Exercise directions:
Pull every line containing the word "name" out of the material below.

**** Supplied records

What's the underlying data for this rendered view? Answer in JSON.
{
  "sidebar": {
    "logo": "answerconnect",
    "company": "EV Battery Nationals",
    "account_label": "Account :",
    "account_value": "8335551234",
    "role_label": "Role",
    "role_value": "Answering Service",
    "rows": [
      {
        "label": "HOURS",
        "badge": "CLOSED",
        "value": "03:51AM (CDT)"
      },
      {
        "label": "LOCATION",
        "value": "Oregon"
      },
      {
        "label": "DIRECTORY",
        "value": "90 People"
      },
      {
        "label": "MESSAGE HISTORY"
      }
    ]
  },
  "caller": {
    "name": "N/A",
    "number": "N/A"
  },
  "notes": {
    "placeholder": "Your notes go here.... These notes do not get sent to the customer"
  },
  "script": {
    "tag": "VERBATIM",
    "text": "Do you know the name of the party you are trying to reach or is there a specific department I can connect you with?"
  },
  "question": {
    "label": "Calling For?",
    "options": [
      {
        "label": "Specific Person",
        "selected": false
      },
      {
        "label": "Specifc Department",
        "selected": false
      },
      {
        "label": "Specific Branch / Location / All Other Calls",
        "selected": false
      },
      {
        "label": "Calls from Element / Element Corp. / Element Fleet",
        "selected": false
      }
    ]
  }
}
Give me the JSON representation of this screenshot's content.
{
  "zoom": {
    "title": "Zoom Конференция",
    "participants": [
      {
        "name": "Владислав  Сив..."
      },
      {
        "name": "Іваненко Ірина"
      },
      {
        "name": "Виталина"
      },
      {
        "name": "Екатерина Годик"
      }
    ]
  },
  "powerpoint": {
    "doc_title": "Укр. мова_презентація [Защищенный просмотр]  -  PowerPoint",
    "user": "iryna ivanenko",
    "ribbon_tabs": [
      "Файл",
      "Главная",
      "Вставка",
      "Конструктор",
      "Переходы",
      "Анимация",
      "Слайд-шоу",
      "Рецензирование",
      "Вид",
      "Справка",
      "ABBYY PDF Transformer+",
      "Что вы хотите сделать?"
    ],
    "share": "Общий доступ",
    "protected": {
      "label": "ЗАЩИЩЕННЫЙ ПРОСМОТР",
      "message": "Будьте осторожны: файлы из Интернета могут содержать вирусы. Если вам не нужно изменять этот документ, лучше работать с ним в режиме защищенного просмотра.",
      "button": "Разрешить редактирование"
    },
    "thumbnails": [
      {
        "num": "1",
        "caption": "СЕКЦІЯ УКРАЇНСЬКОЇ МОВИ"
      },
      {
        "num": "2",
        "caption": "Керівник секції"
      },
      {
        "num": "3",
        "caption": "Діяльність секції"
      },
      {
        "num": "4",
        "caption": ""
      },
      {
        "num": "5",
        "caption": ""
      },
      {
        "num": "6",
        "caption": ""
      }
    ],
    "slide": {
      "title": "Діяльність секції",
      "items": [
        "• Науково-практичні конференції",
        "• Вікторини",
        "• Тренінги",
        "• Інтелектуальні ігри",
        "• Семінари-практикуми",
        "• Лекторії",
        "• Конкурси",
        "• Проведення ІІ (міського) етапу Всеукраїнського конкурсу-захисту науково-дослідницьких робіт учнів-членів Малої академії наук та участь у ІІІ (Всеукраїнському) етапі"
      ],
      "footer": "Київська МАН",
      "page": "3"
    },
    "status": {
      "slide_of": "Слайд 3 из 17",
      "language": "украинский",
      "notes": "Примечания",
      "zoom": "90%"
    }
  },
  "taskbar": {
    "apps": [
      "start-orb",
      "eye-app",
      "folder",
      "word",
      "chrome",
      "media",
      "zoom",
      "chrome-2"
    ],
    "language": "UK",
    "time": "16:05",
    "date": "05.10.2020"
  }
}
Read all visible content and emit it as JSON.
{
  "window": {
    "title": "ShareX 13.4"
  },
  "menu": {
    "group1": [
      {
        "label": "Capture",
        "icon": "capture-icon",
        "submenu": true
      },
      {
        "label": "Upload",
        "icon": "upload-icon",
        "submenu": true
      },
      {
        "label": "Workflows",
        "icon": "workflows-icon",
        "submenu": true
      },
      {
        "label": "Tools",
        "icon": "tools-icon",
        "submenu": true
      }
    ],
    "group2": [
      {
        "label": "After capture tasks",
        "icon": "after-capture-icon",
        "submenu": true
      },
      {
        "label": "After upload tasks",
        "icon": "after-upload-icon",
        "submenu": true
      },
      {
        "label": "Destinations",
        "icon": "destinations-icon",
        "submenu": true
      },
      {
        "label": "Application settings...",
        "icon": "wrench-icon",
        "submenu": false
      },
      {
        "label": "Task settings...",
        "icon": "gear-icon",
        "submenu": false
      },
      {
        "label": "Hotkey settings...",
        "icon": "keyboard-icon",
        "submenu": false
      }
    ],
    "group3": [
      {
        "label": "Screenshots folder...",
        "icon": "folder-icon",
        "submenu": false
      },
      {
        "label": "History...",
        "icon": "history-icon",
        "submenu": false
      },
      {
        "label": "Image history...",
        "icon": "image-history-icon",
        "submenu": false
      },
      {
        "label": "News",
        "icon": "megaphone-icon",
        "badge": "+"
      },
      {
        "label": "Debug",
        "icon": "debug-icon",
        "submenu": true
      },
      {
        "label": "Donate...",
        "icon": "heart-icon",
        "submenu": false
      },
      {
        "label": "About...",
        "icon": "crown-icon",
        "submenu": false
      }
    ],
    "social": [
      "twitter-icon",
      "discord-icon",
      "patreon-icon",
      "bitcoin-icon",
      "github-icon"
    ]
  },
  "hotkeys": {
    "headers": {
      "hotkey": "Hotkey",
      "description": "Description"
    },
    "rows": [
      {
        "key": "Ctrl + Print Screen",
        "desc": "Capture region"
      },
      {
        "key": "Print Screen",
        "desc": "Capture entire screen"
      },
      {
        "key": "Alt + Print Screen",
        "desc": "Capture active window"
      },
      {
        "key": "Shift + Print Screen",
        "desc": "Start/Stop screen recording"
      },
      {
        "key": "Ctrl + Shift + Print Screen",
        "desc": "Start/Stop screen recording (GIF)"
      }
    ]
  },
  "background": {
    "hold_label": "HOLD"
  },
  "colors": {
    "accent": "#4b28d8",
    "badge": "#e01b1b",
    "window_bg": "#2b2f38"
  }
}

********

Reply:
    "name": "N/A",
    "text": "Do you know the name of the party you are trying to reach or is there a specific department I can connect you with?"
        "name": "Владислав  Сив..."
        "name": "Іваненко Ірина"
        "name": "Виталина"
        "name": "Екатерина Годик"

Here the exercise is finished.